Other than creating "Black Alpha," what is your proudest accomplishment?
Working for Marvel, which had been a dream of mine from childhood. When I was a kid I knew I wanted to either write and direct films or comic books, and since I'm a shy art nerd, comics were closer to my personality. When I got the call to work at Marvel ... that's like an actor getting a lead on a TV show. Working on "Punisher 2099" was great, because it gave me validation for not giving up on my hopes and dreams. The things I do now are what I've daydreamed about since I was a kid.
"Black Alpha" is being developed as a TV show. What's going on in the early stages?
I've developed tons of material over the last five years and had meetings with pitch packages, and about three months ago I signed a deal with Global Genesis Group. It's still in its infancy, but we're having meetings with Cartoon Network along with streaming services like Hulu and Netflix. I'm really excited about the whole thing.
How is the comic book world and industry different from what you imagined as a kid?
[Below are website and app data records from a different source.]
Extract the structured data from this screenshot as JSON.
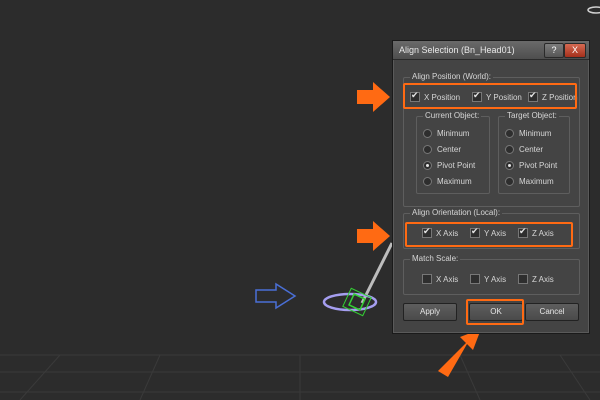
{
  "dialog": {
    "title": "Align Selection (Bn_Head01)",
    "help_label": "?",
    "close_label": "X"
  },
  "align_position": {
    "label": "Align Position (World):",
    "x": {
      "label": "X Position",
      "checked": true
    },
    "y": {
      "label": "Y Position",
      "checked": true
    },
    "z": {
      "label": "Z Position",
      "checked": true
    }
  },
  "current_object": {
    "label": "Current Object:",
    "options": [
      "Minimum",
      "Center",
      "Pivot Point",
      "Maximum"
    ],
    "selected": "Pivot Point"
  },
  "target_object": {
    "label": "Target Object:",
    "options": [
      "Minimum",
      "Center",
      "Pivot Point",
      "Maximum"
    ],
    "selected": "Pivot Point"
  },
  "align_orientation": {
    "label": "Align Orientation (Local):",
    "x": {
      "label": "X Axis",
      "checked": true
    },
    "y": {
      "label": "Y Axis",
      "checked": true
    },
    "z": {
      "label": "Z Axis",
      "checked": true
    }
  },
  "match_scale": {
    "label": "Match Scale:",
    "x": {
      "label": "X Axis",
      "checked": false
    },
    "y": {
      "label": "Y Axis",
      "checked": false
    },
    "z": {
      "label": "Z Axis",
      "checked": false
    }
  },
  "buttons": {
    "apply": "Apply",
    "ok": "OK",
    "cancel": "Cancel"
  },
  "colors": {
    "highlight": "#ff6a13",
    "arrow": "#ff6a13"
  }
}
It was much more niche back then. Modern media has changed things, where people are more easily exposed to this stuff. When I was a kid, it was seen as kids' entertainment and a boys' medium. The combination of technology, social media and greater graphics in games and movies introduced whole generations among men and women to how cool and fun these stories can be. I'm not one of those people who doesn't like it when everybody embraces what I'm into. I celebrate it as people getting on board with something that I thought was awesome for most of my life.
What's the best thing about comic book conventions?
I see just how far the convention culture goes. It's really mainstream now, and it's fun to see people from all walks of life come out in droves, whether they're big anime or comics people who are passionate about it or they're new people who wanted to check it out. You get feedback on your project, you talk story, and it's a good way to get the word out in a grassroots way. It boils down to how fun it is to see all of this become part of everyday culture now.